It is with a great deal of sorrow that we announce the death of our mother and grandmother, Rae.
The last part of her life was spent in Betel, Gimli, Manitoba. Most people don’t want to go into a nursing home but she did. Practical person that she was, she recognized that her increasing deafness and macular degeneration meant she needed the care available at Betel.
Rae was predeceased by her husband of sixty-nine years, Dempsey Valgardson, her son, Dale, her mother, and her father. She had two brothers both of whom died as small children.
Rae is survived by her son, William (Bill), her daughter-in-law, Olena, her grandsons, Val and Shawn, and granddaughters, Nancy-Rae and Kim. Rae has six great grandchildren: Sean, Rebecca, Jordan, Holly, Dawson and Mackenzie.
Rae was born in Winnipeg. She attended Kelvin High School. Her parents came to Gimli as summer cottagers. They hired Dempsey’s father to build a cottage. Dempsey was working with his father singling the roof on a hot summer’s day. The family story is that Rae took so many glasses of water up the ladder to the roof where Dempsey was working that she sunburned the back of her legs.
After they married, they stayed for a time with Dempsey’s grandfather. Rae, a city girl, had to learn to live with a woodstove and a grumpy old man. A year later her parents bought them Captain Stevens’ house where they lived most of their lives. Rae adapted to country life and always said that being an only child had been lonely but that she was never lonely after moving to Gimli.
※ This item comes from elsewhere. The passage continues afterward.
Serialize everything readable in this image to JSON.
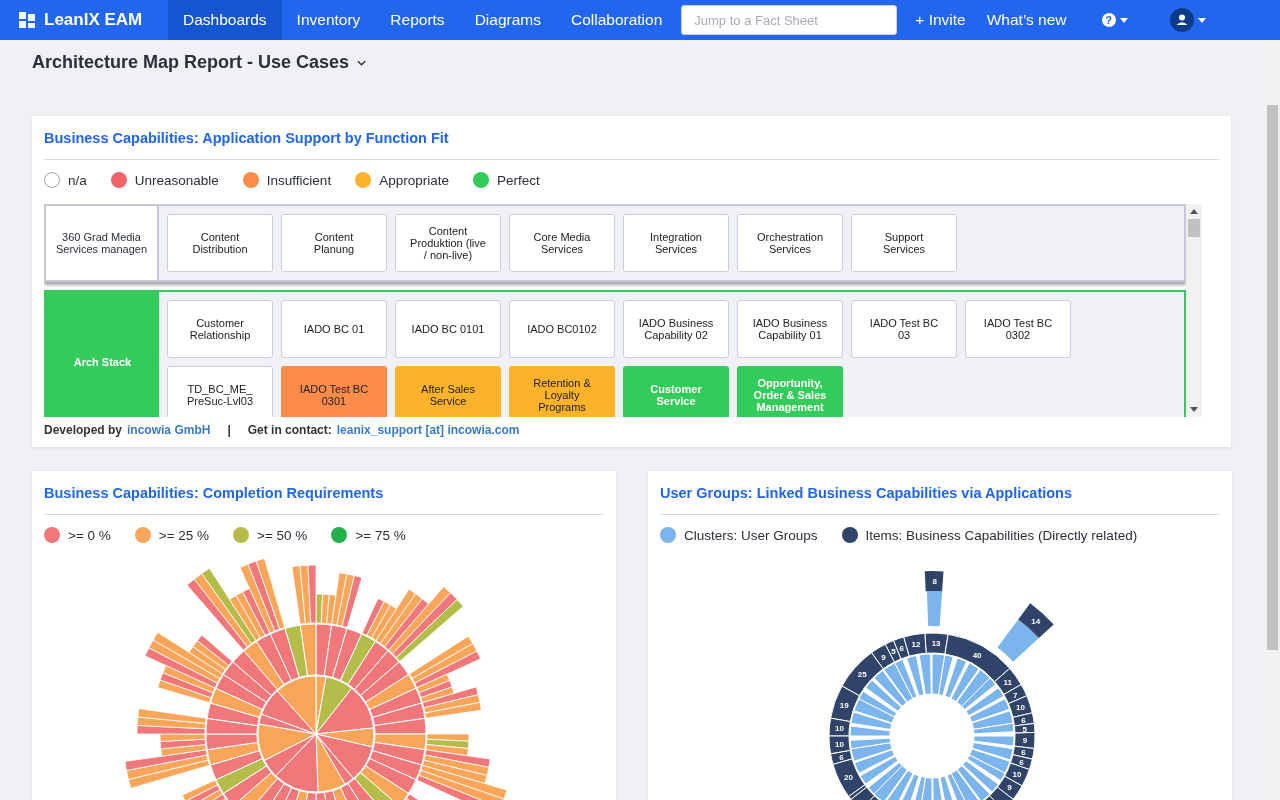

There were lots of relatives and friends for Christmas dinners and Icelandic Celebrations and birthdays and weddings. She was active in the Lutheran Ladies’ Aid and taught Sunday school. The home of Dempsey’s step-mother, Katherine, was like a second home for her.
She went to Dempsey’s fish camps with him, cooking for his fishing crews. She traveled by boat in both storm and calm. She drove the muddy road between Gimli and Frog Bay transporting supplies. Her great joy, though, was taking a car load of children—her grandchildren and their friends—to the fish camp for weekends. She baked endless lemon pies, played endless games of cards, created a happy place for numerous children.
Rae’s life changed one day when Dempsey came home from a meeting of the Credit Union board. He had the Credit Union books with him and asked Rae if she’d take care of them for two weeks. Those two weeks turned into twenty years. At first she conducted Credit Union business in their living room but then Dempsey built the commercial building at Centre and Third. She once said the hardest thing about being a manager in the early years was going to conventions where she was the only woman.  Something she was greatly proud of was that she never hired a man because she felt opportunities for women were so few.
This city girl from Irish Protestant parents adapted so well to Gimli and its Icelandic culture that someone once suggested her for Fjalkona. However, her father came from Magheraluljenny, Ireland, not Reykjavik, Iceland.  
Some people are remembered for making money. Some for attaining political power. Some, like Rae, for making butter tarts, for Christmas dinners, for having an open door and an open heart.